> [What you will do] From the entries below, gather each line containing the word "desc".

BEGIN Data for processing

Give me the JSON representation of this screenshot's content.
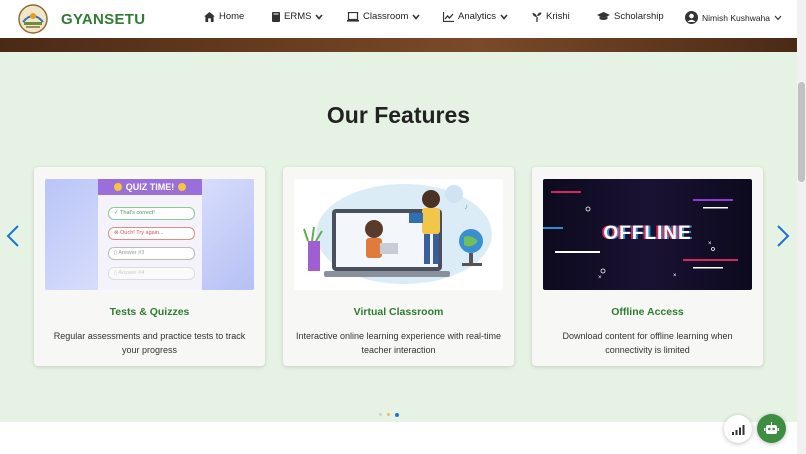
{
  "brand": {
    "name": "GYANSETU"
  },
  "nav": {
    "home": "Home",
    "erms": "ERMS",
    "classroom": "Classroom",
    "analytics": "Analytics",
    "krishi": "Krishi",
    "scholarship": "Scholarship",
    "user": "Nimish Kushwaha"
  },
  "features": {
    "title": "Our Features",
    "cards": [
      {
        "title": "Tests & Quizzes",
        "desc": "Regular assessments and practice tests to track your progress",
        "image": {
          "header": "QUIZ TIME!",
          "options": [
            "That's correct!",
            "Ouch! Try again...",
            "Answer #3",
            "Answer #4"
          ]
        }
      },
      {
        "title": "Virtual Classroom",
        "desc": "Interactive online learning experience with real-time teacher interaction"
      },
      {
        "title": "Offline Access",
        "desc": "Download content for offline learning when connectivity is limited",
        "image": {
          "word": "OFFLINE"
        }
      }
    ],
    "active_slide": 3,
    "slide_count": 3
  },
  "colors": {
    "brand_green": "#2e7d32",
    "section_bg": "#e6f2e4",
    "accent_blue": "#1976d2"
  },
  "icons": [
    "home-icon",
    "book-icon",
    "laptop-icon",
    "chart-line-icon",
    "seedling-icon",
    "graduation-cap-icon",
    "user-circle-icon",
    "chevron-left-icon",
    "chevron-right-icon",
    "signal-icon",
    "robot-icon"
  ]
}
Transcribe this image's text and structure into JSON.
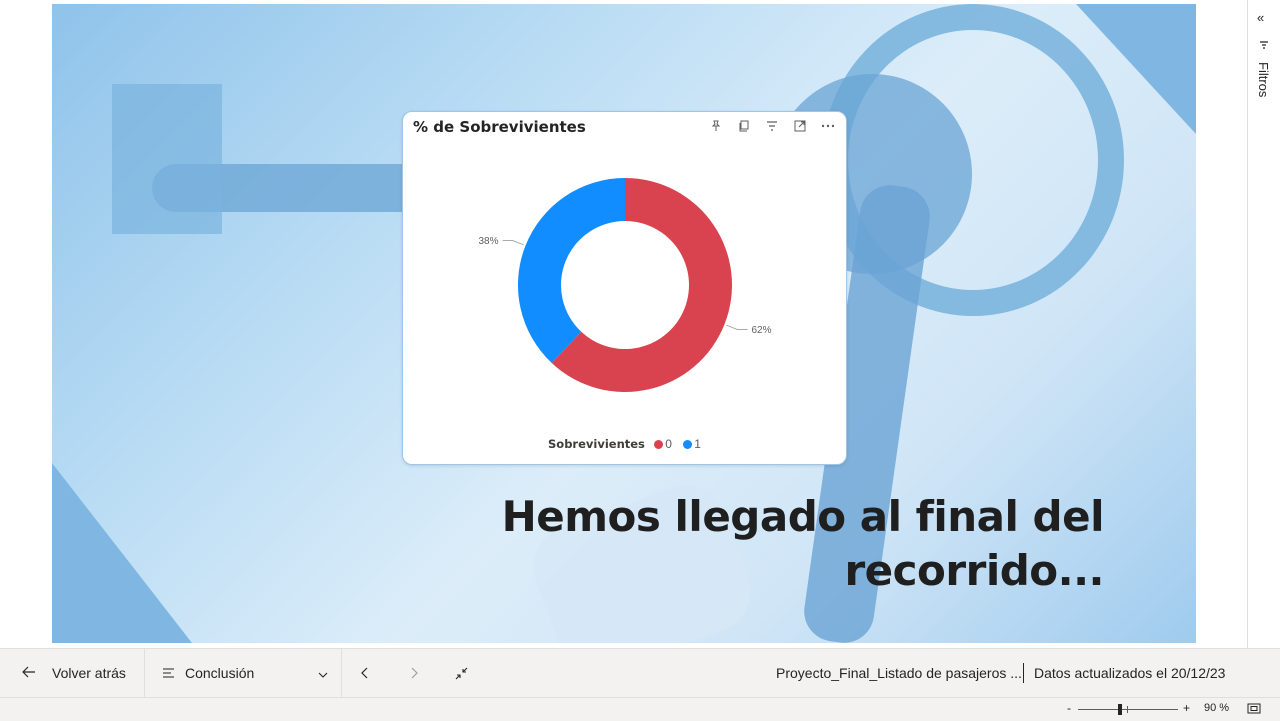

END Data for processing

> [Exercise result]
        "desc": "Regular assessments and practice tests to track your progress",
        "desc": "Interactive online learning experience with real-time teacher interaction"
        "desc": "Download content for offline learning when connectivity is limited",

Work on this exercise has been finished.